[Data entries]
▼▼▼

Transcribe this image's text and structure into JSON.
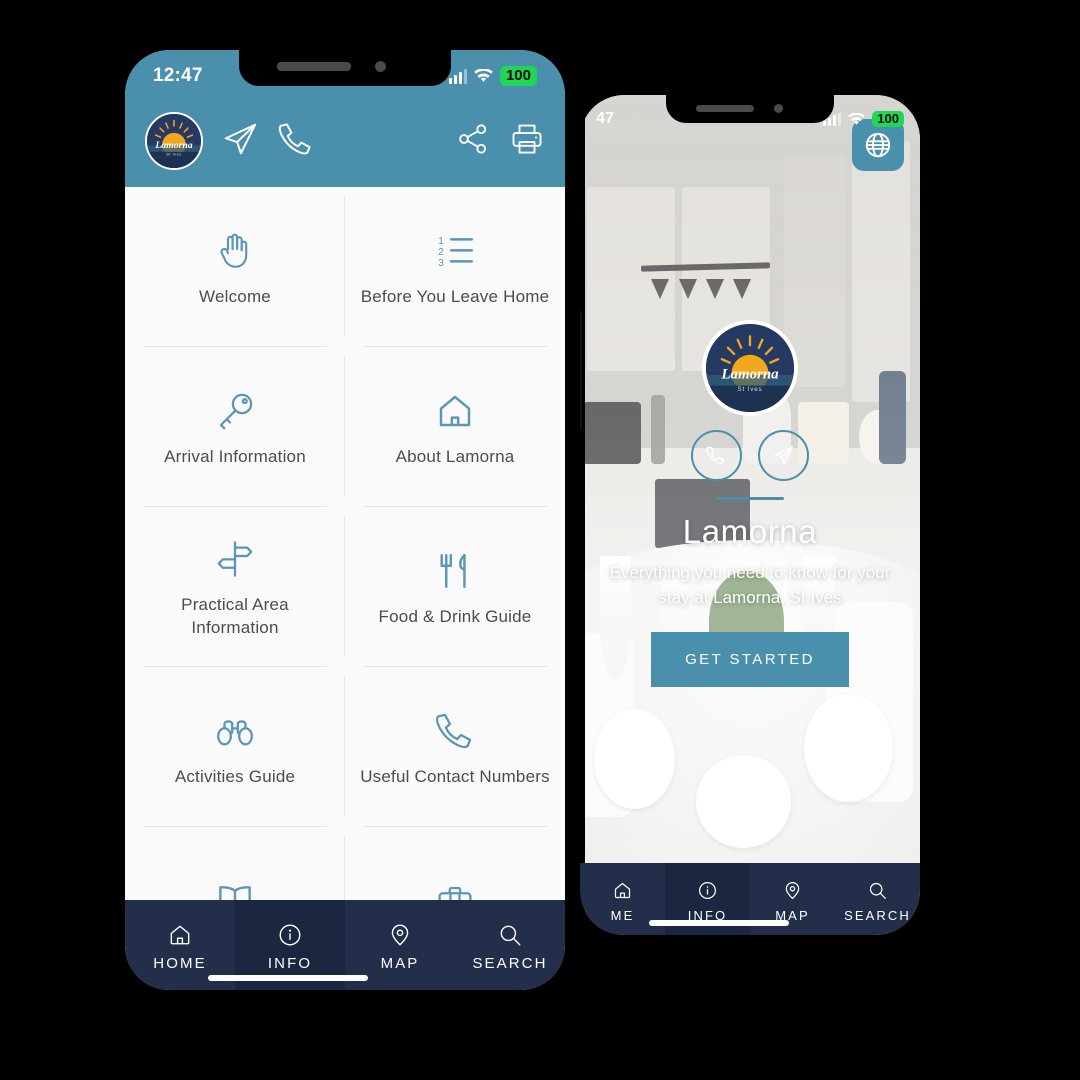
{
  "phone_left": {
    "status": {
      "time": "12:47",
      "battery": "100",
      "signal_icon": "cellular-bars-icon",
      "wifi_icon": "wifi-icon"
    },
    "header": {
      "logo_alt": "Lamorna",
      "logo_text": "Lamorna",
      "logo_sub": "St Ives",
      "actions_left": [
        {
          "name": "send-message-icon",
          "label": "Send Message"
        },
        {
          "name": "phone-call-icon",
          "label": "Call"
        }
      ],
      "actions_right": [
        {
          "name": "share-icon",
          "label": "Share"
        },
        {
          "name": "print-icon",
          "label": "Print"
        }
      ]
    },
    "menu": [
      {
        "label": "Welcome",
        "icon": "hand-wave-icon"
      },
      {
        "label": "Before You Leave Home",
        "icon": "numbered-list-icon"
      },
      {
        "label": "Arrival Information",
        "icon": "key-icon"
      },
      {
        "label": "About Lamorna",
        "icon": "house-icon"
      },
      {
        "label": "Practical Area Information",
        "icon": "signpost-icon"
      },
      {
        "label": "Food & Drink Guide",
        "icon": "fork-knife-icon"
      },
      {
        "label": "Activities Guide",
        "icon": "binoculars-icon"
      },
      {
        "label": "Useful Contact Numbers",
        "icon": "phone-icon"
      },
      {
        "label": "",
        "icon": "open-book-icon"
      },
      {
        "label": "",
        "icon": "suitcase-icon"
      }
    ],
    "tabs": [
      {
        "label": "HOME",
        "icon": "home-icon",
        "active": false
      },
      {
        "label": "INFO",
        "icon": "info-circle-icon",
        "active": true
      },
      {
        "label": "MAP",
        "icon": "map-pin-icon",
        "active": false
      },
      {
        "label": "SEARCH",
        "icon": "search-icon",
        "active": false
      }
    ]
  },
  "phone_right": {
    "status": {
      "time": "47",
      "battery": "100",
      "signal_icon": "cellular-bars-icon",
      "wifi_icon": "wifi-icon"
    },
    "language_button": {
      "icon": "globe-icon",
      "label": "Language"
    },
    "hero": {
      "logo_text": "Lamorna",
      "logo_sub": "St Ives",
      "title": "Lamorna",
      "subtitle": "Everything you need to know for your stay at Lamorna, St Ives",
      "cta_label": "GET STARTED",
      "actions": [
        {
          "name": "phone-call-icon",
          "label": "Call"
        },
        {
          "name": "send-message-icon",
          "label": "Send Message"
        }
      ]
    },
    "tabs": [
      {
        "label": "ME",
        "icon": "home-icon",
        "active": false
      },
      {
        "label": "INFO",
        "icon": "info-circle-icon",
        "active": true
      },
      {
        "label": "MAP",
        "icon": "map-pin-icon",
        "active": false
      },
      {
        "label": "SEARCH",
        "icon": "search-icon",
        "active": false
      }
    ]
  },
  "colors": {
    "header_blue": "#4a8fab",
    "navy": "#232f4a",
    "navy_active": "#1b2640",
    "icon_blue": "#5b96b8",
    "battery_green": "#1fd655",
    "logo_navy": "#243a63",
    "logo_sun": "#f2a81d"
  }
}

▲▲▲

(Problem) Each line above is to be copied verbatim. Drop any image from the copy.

(Your solution)
Transcribe this image's text and structure into JSON.
{
  "phone_left": {
    "status": {
      "time": "12:47",
      "battery": "100",
      "signal_icon": "cellular-bars-icon",
      "wifi_icon": "wifi-icon"
    },
    "header": {
      "logo_alt": "Lamorna",
      "logo_text": "Lamorna",
      "logo_sub": "St Ives",
      "actions_left": [
        {
          "name": "send-message-icon",
          "label": "Send Message"
        },
        {
          "name": "phone-call-icon",
          "label": "Call"
        }
      ],
      "actions_right": [
        {
          "name": "share-icon",
          "label": "Share"
        },
        {
          "name": "print-icon",
          "label": "Print"
        }
      ]
    },
    "menu": [
      {
        "label": "Welcome",
        "icon": "hand-wave-icon"
      },
      {
        "label": "Before You Leave Home",
        "icon": "numbered-list-icon"
      },
      {
        "label": "Arrival Information",
        "icon": "key-icon"
      },
      {
        "label": "About Lamorna",
        "icon": "house-icon"
      },
      {
        "label": "Practical Area Information",
        "icon": "signpost-icon"
      },
      {
        "label": "Food & Drink Guide",
        "icon": "fork-knife-icon"
      },
      {
        "label": "Activities Guide",
        "icon": "binoculars-icon"
      },
      {
        "label": "Useful Contact Numbers",
        "icon": "phone-icon"
      },
      {
        "label": "",
        "icon": "open-book-icon"
      },
      {
        "label": "",
        "icon": "suitcase-icon"
      }
    ],
    "tabs": [
      {
        "label": "HOME",
        "icon": "home-icon",
        "active": false
      },
      {
        "label": "INFO",
        "icon": "info-circle-icon",
        "active": true
      },
      {
        "label": "MAP",
        "icon": "map-pin-icon",
        "active": false
      },
      {
        "label": "SEARCH",
        "icon": "search-icon",
        "active": false
      }
    ]
  },
  "phone_right": {
    "status": {
      "time": "47",
      "battery": "100",
      "signal_icon": "cellular-bars-icon",
      "wifi_icon": "wifi-icon"
    },
    "language_button": {
      "icon": "globe-icon",
      "label": "Language"
    },
    "hero": {
      "logo_text": "Lamorna",
      "logo_sub": "St Ives",
      "title": "Lamorna",
      "subtitle": "Everything you need to know for your stay at Lamorna, St Ives",
      "cta_label": "GET STARTED",
      "actions": [
        {
          "name": "phone-call-icon",
          "label": "Call"
        },
        {
          "name": "send-message-icon",
          "label": "Send Message"
        }
      ]
    },
    "tabs": [
      {
        "label": "ME",
        "icon": "home-icon",
        "active": false
      },
      {
        "label": "INFO",
        "icon": "info-circle-icon",
        "active": true
      },
      {
        "label": "MAP",
        "icon": "map-pin-icon",
        "active": false
      },
      {
        "label": "SEARCH",
        "icon": "search-icon",
        "active": false
      }
    ]
  },
  "colors": {
    "header_blue": "#4a8fab",
    "navy": "#232f4a",
    "navy_active": "#1b2640",
    "icon_blue": "#5b96b8",
    "battery_green": "#1fd655",
    "logo_navy": "#243a63",
    "logo_sun": "#f2a81d"
  }
}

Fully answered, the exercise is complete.